There are many ways to approach the $f(x)$ notation and it can get very technical. For this class (and through calculus) we restrict ourselves to the two most common ways it is used.

#### Defining the relationship between the input and output.

The most common way to use $f(x)$ notation is to define the relationship between the input and output variable. This is what is being done when you see something like “$f(x) = x^2 - 1$”. There are really three things being done here simultaneously.

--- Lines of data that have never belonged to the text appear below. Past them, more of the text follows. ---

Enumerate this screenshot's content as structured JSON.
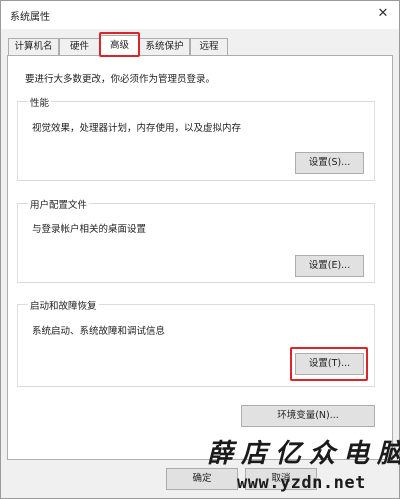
{
  "window": {
    "title": "系统属性",
    "close_glyph": "✕"
  },
  "tabs": [
    {
      "label": "计算机名",
      "active": false
    },
    {
      "label": "硬件",
      "active": false
    },
    {
      "label": "高级",
      "active": true
    },
    {
      "label": "系统保护",
      "active": false
    },
    {
      "label": "远程",
      "active": false
    }
  ],
  "advanced": {
    "admin_note": "要进行大多数更改，你必须作为管理员登录。",
    "performance": {
      "title": "性能",
      "description": "视觉效果，处理器计划，内存使用，以及虚拟内存",
      "button": "设置(S)..."
    },
    "user_profiles": {
      "title": "用户配置文件",
      "description": "与登录帐户相关的桌面设置",
      "button": "设置(E)..."
    },
    "startup_recovery": {
      "title": "启动和故障恢复",
      "description": "系统启动、系统故障和调试信息",
      "button": "设置(T)..."
    },
    "env_button": "环境变量(N)..."
  },
  "footer": {
    "ok": "确定",
    "cancel": "取消"
  },
  "watermark": {
    "text": "薛店亿众电脑",
    "url": "www.yzdn.net"
  },
  "colors": {
    "highlight": "#d9262b",
    "window_bg": "#f0f0f0",
    "button_bg": "#e1e1e1"
  }
}
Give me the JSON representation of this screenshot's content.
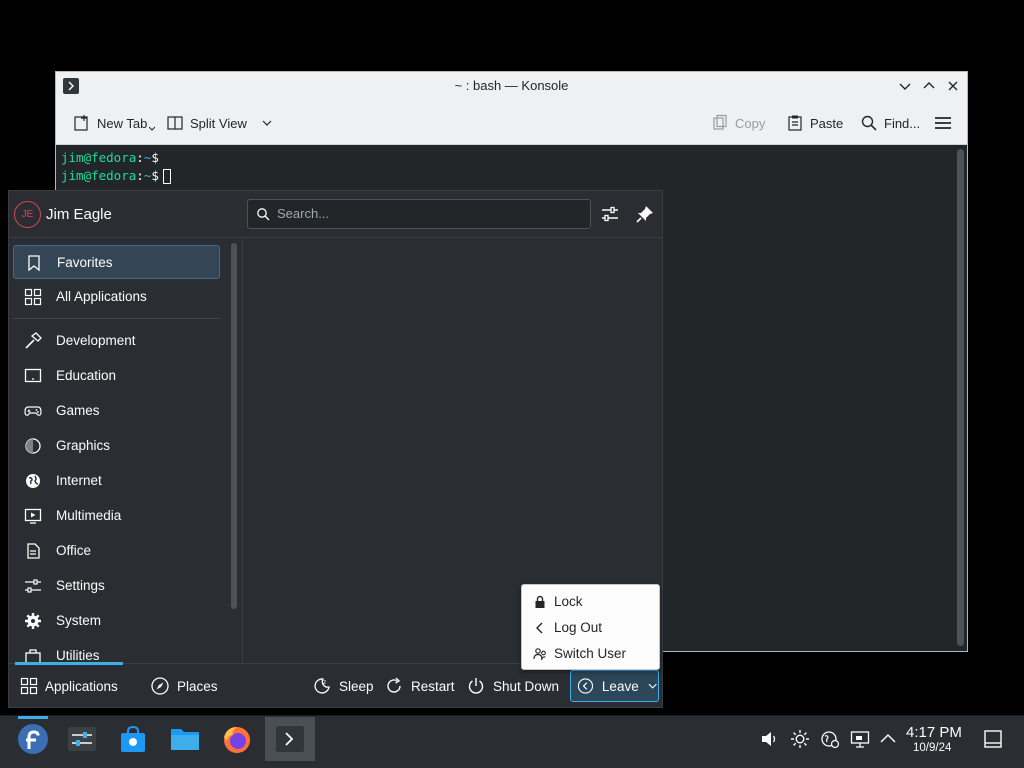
{
  "konsole": {
    "title": "~ : bash — Konsole",
    "toolbar": {
      "new_tab": "New Tab",
      "split_view": "Split View",
      "copy": "Copy",
      "paste": "Paste",
      "find": "Find..."
    },
    "terminal": {
      "lines": [
        {
          "user": "jim@fedora",
          "sep": ":",
          "path": "~",
          "prompt": "$"
        },
        {
          "user": "jim@fedora",
          "sep": ":",
          "path": "~",
          "prompt": "$"
        }
      ]
    }
  },
  "launcher": {
    "user": {
      "initials": "JE",
      "name": "Jim Eagle"
    },
    "search": {
      "placeholder": "Search..."
    },
    "categories": [
      {
        "label": "Favorites",
        "icon": "bookmark-icon",
        "selected": true
      },
      {
        "label": "All Applications",
        "icon": "grid-icon"
      },
      {
        "label": "Development",
        "icon": "hammer-icon"
      },
      {
        "label": "Education",
        "icon": "monitor-icon"
      },
      {
        "label": "Games",
        "icon": "gamepad-icon"
      },
      {
        "label": "Graphics",
        "icon": "graphics-icon"
      },
      {
        "label": "Internet",
        "icon": "globe-icon"
      },
      {
        "label": "Multimedia",
        "icon": "play-icon"
      },
      {
        "label": "Office",
        "icon": "document-icon"
      },
      {
        "label": "Settings",
        "icon": "sliders-icon"
      },
      {
        "label": "System",
        "icon": "gear-icon"
      },
      {
        "label": "Utilities",
        "icon": "toolbox-icon"
      }
    ],
    "footer": {
      "applications": "Applications",
      "places": "Places",
      "sleep": "Sleep",
      "restart": "Restart",
      "shutdown": "Shut Down",
      "leave": "Leave"
    },
    "leave_menu": [
      "Lock",
      "Log Out",
      "Switch User"
    ]
  },
  "taskbar": {
    "apps": [
      "fedora-launcher-icon",
      "system-settings-icon",
      "discover-icon",
      "dolphin-icon",
      "firefox-icon",
      "konsole-icon"
    ],
    "clock": {
      "time": "4:17 PM",
      "date": "10/9/24"
    }
  },
  "colors": {
    "accent": "#3daee9",
    "surface": "#2a2e32",
    "terminal_bg": "#232629",
    "prompt_user": "#1cdc9a"
  }
}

a)
The first (and most obvious) is that we are giving the name of the function that is relating the input and output variables; the $f$ in the $f(x)$.
b)
The second thing is that we are giving a name to a “dummy” input variable (this is actually incredibly important as we’ll see soon), which in this case is $x$. This is the $(x)$ part of the $f(x)$.
c)
Lastly we are giving the relationship between the input (the $x$) and the output by telling you how to transform the input into the correct output. This is the $= x^2 - 1$ part of the $f(x) = x^2 - 1$.

In this case it is important to notice that there is nothing special about the $x$ itself in the expression $f(x) = x^2 - 1$; it is just a dummy variable we are using because we need to use something to represent the input. We could just as happily written $f(y) = y^2 - 1$ or $f(w) = w^2 - 1$; these are all the same function because they are all the same relationship.

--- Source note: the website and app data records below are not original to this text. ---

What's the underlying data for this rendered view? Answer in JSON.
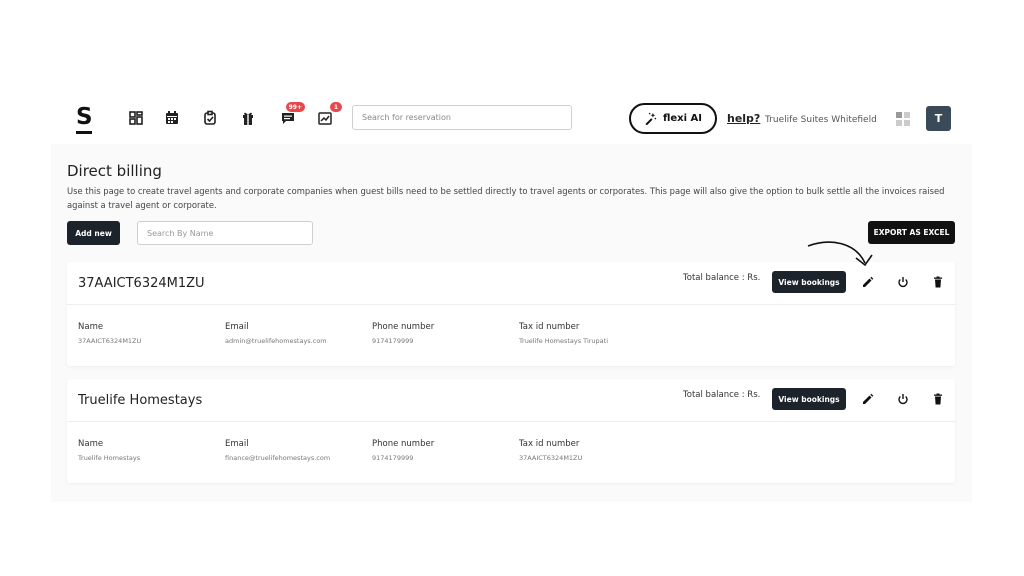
{
  "header": {
    "logo": "S",
    "nav_icons": [
      "dashboard-icon",
      "calendar-icon",
      "clipboard-check-icon",
      "gift-icon",
      "chat-icon",
      "reviews-icon"
    ],
    "chat_badge": "99+",
    "reviews_badge": "1",
    "search_placeholder": "Search for reservation",
    "flexi_label": "flexi AI",
    "help_label": "help?",
    "hotel_name": "Truelife Suites Whitefield",
    "avatar_initial": "T"
  },
  "page": {
    "title": "Direct billing",
    "description": "Use this page to create travel agents and corporate companies when guest bills need to be settled directly to travel agents or corporates. This page will also give the option to bulk settle all the invoices raised against a travel agent or corporate."
  },
  "toolbar": {
    "add_label": "Add new",
    "search_placeholder": "Search By Name",
    "export_label": "EXPORT AS EXCEL"
  },
  "field_labels": {
    "name": "Name",
    "email": "Email",
    "phone": "Phone number",
    "tax": "Tax id number"
  },
  "cards": [
    {
      "title": "37AAICT6324M1ZU",
      "balance": "Total balance : Rs.",
      "view_label": "View bookings",
      "name": "37AAICT6324M1ZU",
      "email": "admin@truelifehomestays.com",
      "phone": "9174179999",
      "tax": "Truelife Homestays Tirupati"
    },
    {
      "title": "Truelife Homestays",
      "balance": "Total balance : Rs.",
      "view_label": "View bookings",
      "name": "Truelife Homestays",
      "email": "finance@truelifehomestays.com",
      "phone": "9174179999",
      "tax": "37AAICT6324M1ZU"
    }
  ],
  "colors": {
    "primary_button": "#1d232a",
    "badge": "#e5484d",
    "avatar": "#3a4a59"
  }
}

This is easiest to understand if we consider a translation of the mathematical equality in English. The function $f(x) = x^2 - 1$ is (best) translated as “The function $f$ takes whatever input you give it, squares that value, and then subtracts one from it.” Notice that I didn’t need to give the input a name in the English version. This is because the specific name “$x$” didn’t matter, it was a placeholder name to represent “the input”, so I used that phrase “the input” in the English translation instead of giving it a name like “$x$”.

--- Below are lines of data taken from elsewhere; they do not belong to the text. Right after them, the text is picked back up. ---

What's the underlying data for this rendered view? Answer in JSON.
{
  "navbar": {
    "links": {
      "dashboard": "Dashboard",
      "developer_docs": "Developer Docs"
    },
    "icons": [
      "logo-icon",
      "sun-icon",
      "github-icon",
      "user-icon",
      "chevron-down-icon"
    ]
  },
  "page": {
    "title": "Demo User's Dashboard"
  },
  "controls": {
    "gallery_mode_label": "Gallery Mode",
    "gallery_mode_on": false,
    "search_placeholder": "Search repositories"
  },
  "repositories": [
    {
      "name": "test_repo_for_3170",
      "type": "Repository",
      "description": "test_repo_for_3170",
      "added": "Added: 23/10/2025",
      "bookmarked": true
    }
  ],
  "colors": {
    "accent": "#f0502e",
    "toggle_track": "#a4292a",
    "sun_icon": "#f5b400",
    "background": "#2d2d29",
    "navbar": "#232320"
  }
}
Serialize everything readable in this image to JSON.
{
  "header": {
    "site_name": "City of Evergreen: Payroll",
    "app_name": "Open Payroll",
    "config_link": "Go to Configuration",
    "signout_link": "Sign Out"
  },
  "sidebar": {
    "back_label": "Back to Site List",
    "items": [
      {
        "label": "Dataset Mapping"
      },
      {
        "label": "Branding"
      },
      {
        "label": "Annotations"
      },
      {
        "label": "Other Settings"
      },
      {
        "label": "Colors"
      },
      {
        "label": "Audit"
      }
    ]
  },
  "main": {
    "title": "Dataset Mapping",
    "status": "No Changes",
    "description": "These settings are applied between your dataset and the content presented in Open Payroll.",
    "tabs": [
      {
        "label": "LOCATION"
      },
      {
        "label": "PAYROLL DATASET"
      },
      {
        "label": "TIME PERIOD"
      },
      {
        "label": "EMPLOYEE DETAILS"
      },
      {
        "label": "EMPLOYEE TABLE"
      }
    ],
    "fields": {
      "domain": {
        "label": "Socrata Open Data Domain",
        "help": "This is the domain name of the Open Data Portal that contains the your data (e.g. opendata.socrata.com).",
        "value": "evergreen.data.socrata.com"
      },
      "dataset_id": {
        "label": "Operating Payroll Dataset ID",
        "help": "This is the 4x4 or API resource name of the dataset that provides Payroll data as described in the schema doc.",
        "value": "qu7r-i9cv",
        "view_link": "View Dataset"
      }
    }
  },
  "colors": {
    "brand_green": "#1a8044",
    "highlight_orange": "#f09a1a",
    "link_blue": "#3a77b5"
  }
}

#### Providing a naming scheme for the input and output.

The next most common way to see $f(x)$ notation used, is to declare the names of the independent and dependent variable. This is most commonly done with an equality such as “$f(x) = y$”, but it is important to know that this is actually a naming scheme. We are saying $f$ is a relation “taking in a point named $x$” (thus we have named the independent variable “$x$” here) and “it returns (or maps to) a point named $y$” (thus we have named the dependent variable “$y$” here).

This is most often used in preparation of some kind of graphical representation of your function. For example you would want to say that $f(x) = y$ before you present an $x-y$ graph of $f(x)$, otherwise the ”$y$” value has no meaning in the graph. We often take this assignment for granted, but we can use this method for more complicated graphs. Consider figure profitProjections Figure 1: As we see, the assignment for the output need not be a variable. The shorthand for $f(x)$ notation should only be used when it makes sense, and abandoned when it makes more sense to do something else, like in this graph.

1 : What are the benefits to $f(x)$ notation? (Select all that apply)
It is much denser, saving a lot of time and space from writing out the words in English. It is purely symbolic, so you can ignore the specifics of the real world aspects it models. The notation provides the name and rule simultaneously. It facilitates a lot of other mathematical mechanisms (eg composition, algebra, and precision.) It’s how the notation has been defiend for millenia, so it helps understand historical work to maintain the same notation.
2 : What are the difficulties with $f(x)$ notation? (Select all that apply)
The notation is very dense, which makes it hard to read. The notation contains everything you need, no more and no less. The notation is purely symbolic which obfuscates the context of the situation being modeled. The notation doesn’t include some necessary information like the relation between input and output.

#### What’s Next?

The real strength of $f(x)$ notation is that it allows us to figure out what happens when we modify the input before the function even takes place. This is called function composition, which is what we will cover in the next section!